Our pride wouldn’t let us! We lived like strangers for a couple of days until one day I stumbled on a show featuring best-selling Christian author Stormie Omartian. She was talking about the power of a praying wife. I was transfixed.
A week after watching Stormie’s programme, my sister-in-law walked into my house with the same book, The Power of a Praying Wife! She never left with it. I bought it from her and started reading voraciously and slowly started praying for Collo. I then got saved at the tail end of 2013.
Thereafter, I took a leap of faith and invited Collo for fellowship at God’s Kingdom Generals Assembly. By then, I had started telling him in small doses that we needed an active prayer life and started sending him Bible verses. Three months later, I gave him an ultimatum.
Come hell or high water, going to church was not going to be an option in the Majale household. We were going to church and that was that. He responded by walking out of the house, angrily. I had prayed and fasted for that day and when he came back and said he would go, I knew it was God’s hand at work.
And then all of a sudden, all hell broke loose, again. Collo lost his job. Before then, we had never had a problem with money. We had everything and extras, including the money! In a flash it was gone and we found ourselves in debt.
Day-to-day living became hard. There were days we didn’t have money for food. That is when we started realising how far one can stretch as little as Ksh500. Other times I would just wish for Ksh200 because I knew that would sort us for the day.
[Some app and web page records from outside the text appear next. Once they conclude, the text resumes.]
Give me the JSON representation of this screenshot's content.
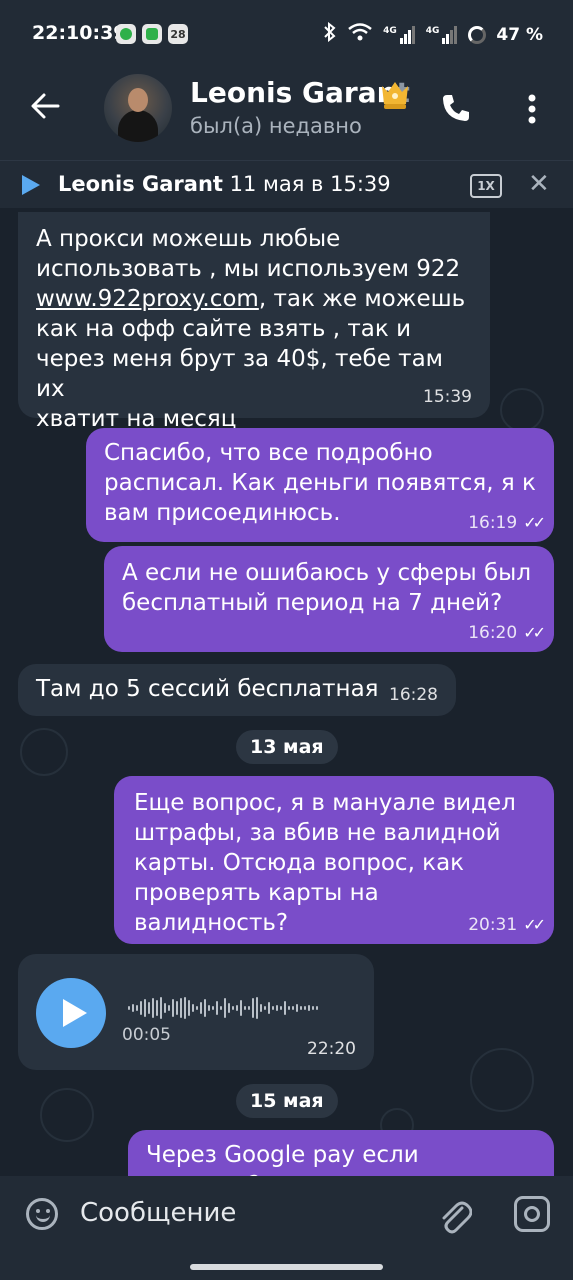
{
  "status_bar": {
    "time": "22:10:39",
    "battery": "47 %",
    "net1": "4G",
    "net2": "4G",
    "calendar_day": "28"
  },
  "header": {
    "name_main": "Leonis Garan",
    "name_fade": "t",
    "status": "был(а) недавно"
  },
  "player": {
    "sender": "Leonis Garant",
    "date": "11 мая в 15:39",
    "speed": "1X"
  },
  "messages": [
    {
      "dir": "in",
      "text_pre": "А прокси можешь любые\nиспользовать , мы используем 922\n",
      "link": "www.922proxy.com",
      "text_post": ", так же можешь\nкак на офф сайте взять , так и\nчерез меня брут за 40$, тебе там их\nхватит на месяц",
      "time": "15:39"
    },
    {
      "dir": "out",
      "text": "Спасибо, что все подробно\nрасписал. Как деньги появятся, я к\nвам присоединюсь.",
      "time": "16:19"
    },
    {
      "dir": "out",
      "text": "А если не ошибаюсь у сферы был\nбесплатный период на 7 дней?",
      "time": "16:20"
    },
    {
      "dir": "in",
      "text": "Там до 5 сессий бесплатная",
      "time": "16:28"
    },
    {
      "dir": "out",
      "text": "Еще вопрос, я в мануале видел\nштрафы, за вбив не валидной\nкарты. Отсюда вопрос, как\nпроверять карты на валидность?",
      "time": "20:31"
    },
    {
      "dir": "in",
      "type": "voice",
      "duration": "00:05",
      "time": "22:20"
    },
    {
      "dir": "out",
      "text": "Через Google pay если вяжется?"
    }
  ],
  "dates": [
    "13 мая",
    "15 мая"
  ],
  "input": {
    "placeholder": "Сообщение"
  },
  "colors": {
    "outgoing_bubble": "#7a4dc9",
    "incoming_bubble": "#28323e",
    "accent": "#5aa9f0",
    "background": "#1a222c"
  }
}
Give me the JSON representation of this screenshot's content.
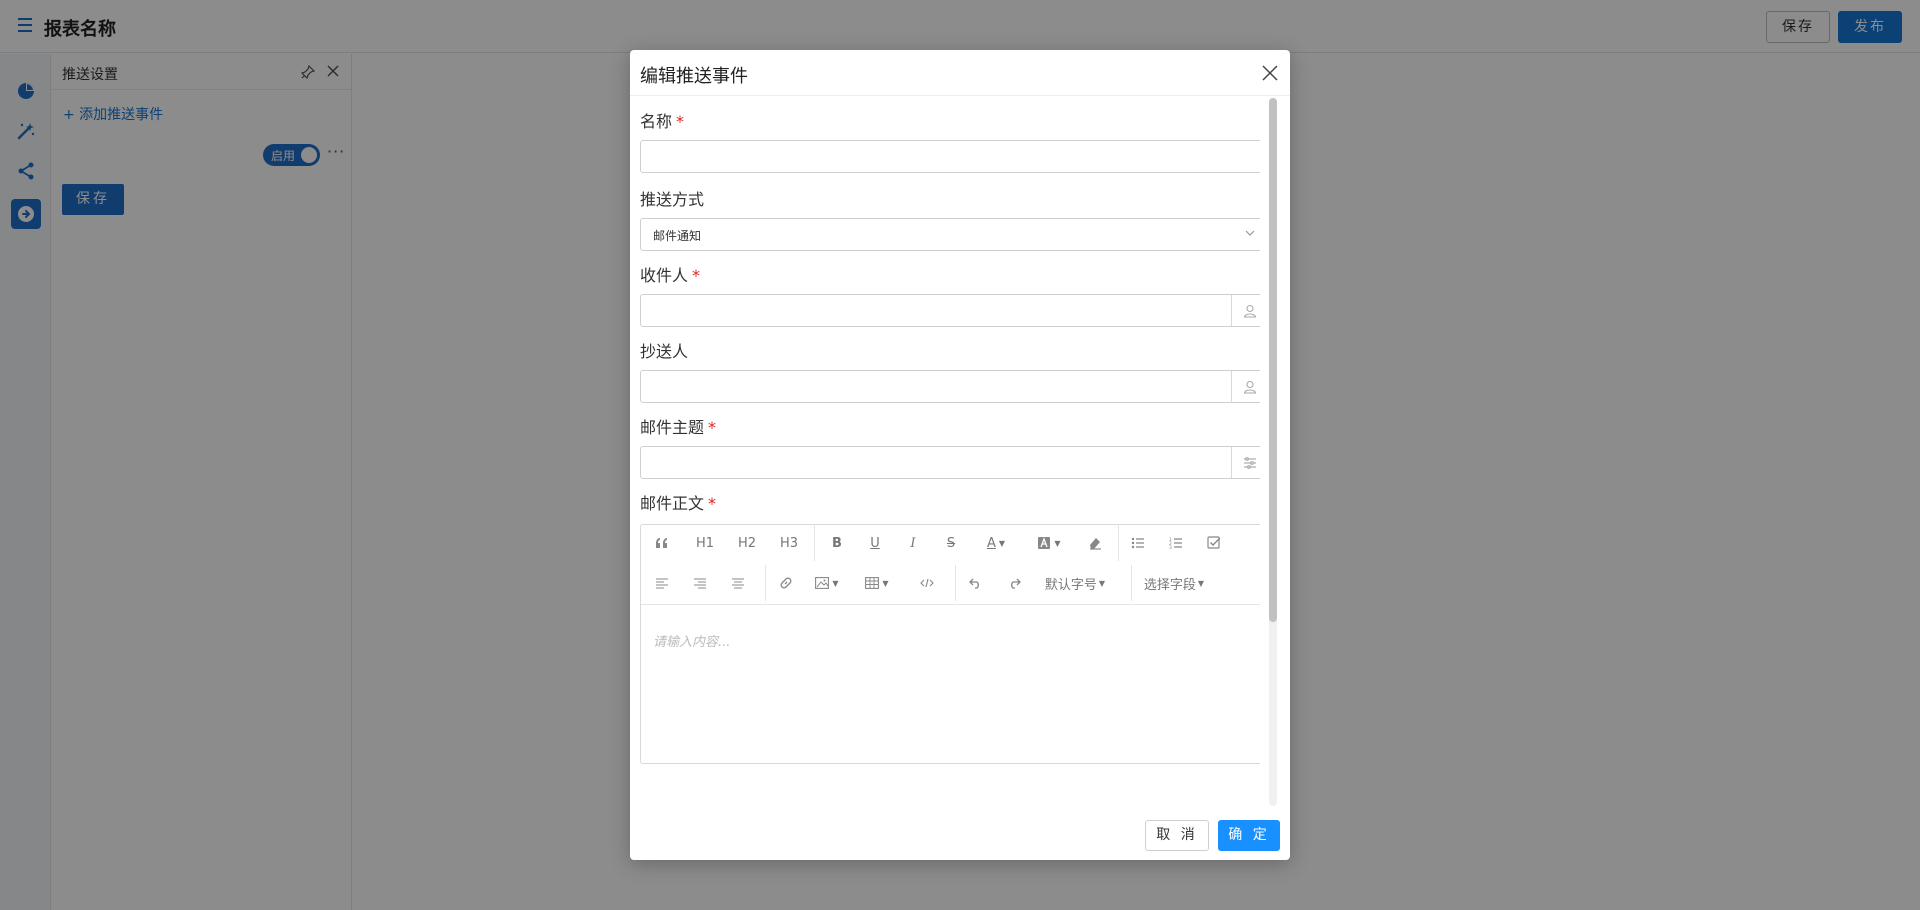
{
  "header": {
    "title": "报表名称",
    "save_label": "保存",
    "publish_label": "发布"
  },
  "rail": {
    "items": [
      {
        "icon": "pie-chart-icon"
      },
      {
        "icon": "magic-wand-icon"
      },
      {
        "icon": "share-icon"
      },
      {
        "icon": "push-message-icon",
        "active": true
      }
    ]
  },
  "panel": {
    "title": "推送设置",
    "add_event_label": "+ 添加推送事件",
    "toggle_label": "启用",
    "more_label": "···",
    "save_label": "保存"
  },
  "modal": {
    "title": "编辑推送事件",
    "fields": {
      "name": {
        "label": "名称",
        "required": "*",
        "value": ""
      },
      "method": {
        "label": "推送方式",
        "value": "邮件通知"
      },
      "recipients": {
        "label": "收件人",
        "required": "*",
        "value": ""
      },
      "cc": {
        "label": "抄送人",
        "value": ""
      },
      "subject": {
        "label": "邮件主题",
        "required": "*",
        "value": ""
      },
      "body": {
        "label": "邮件正文",
        "required": "*",
        "placeholder": "请输入内容..."
      }
    },
    "toolbar": {
      "h1": "H1",
      "h2": "H2",
      "h3": "H3",
      "bold": "B",
      "underline": "U",
      "italic": "I",
      "strike": "S",
      "font_color": "A",
      "font_size": "默认字号",
      "select_field": "选择字段"
    },
    "cancel_label": "取 消",
    "ok_label": "确 定"
  },
  "colors": {
    "accent": "#1677d6",
    "primary_button": "#1890ff",
    "required": "#e02020",
    "overlay": "rgba(0,0,0,0.45)"
  }
}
I was now the sole breadwinner but it was a long stretch. The number of times we stayed without water or in darkness because we couldn’t afford to pay for these utilities was numerous. One neighbour even told me to let her know whenever I needed anything and she would voluntarily fetch water for us and drop it at our house.
That is when we started understanding the Word of God and getting deep into it – fasting, tithing and going to church. It was also then that Collo and I started knowing and loving each other deeply.
We couldn’t hide from each other because we were all we had. We were stripped before each other. None of our friends and family members knew how deep our situation was. In 2015, Collo re dedicated his life to christ. Seeing the man he has now become is one of the reasons I judge God faithful.
He is a committed Christian, father, husband, the priest of our home and my best friend. He prays faithfully and takes time to read God’s word. It was not easy, I had to cultivate the gift of patience and endure the pressure that came with the challenges.
I reckon those moments were more for me than Collo. God worked on me every single day and I had to pray for inner peace. I still do.
There were times I told God to give me a sign and I’d leave Collo immediately but the sign never came (God’s sense of humour), so I stayed put.
There comes a time you cannot continue to run from the life that God intended for you to live. Just because your life is a big mess it doesn’t mean that God has changed his mind.
Infact, God often uses our mess to create the most incredibly blessed life. Believe in God as God promises that as he has planned it to be, so it wil be. Waiting is not abandonment. Stand in faith and watch God’s grace bless your life.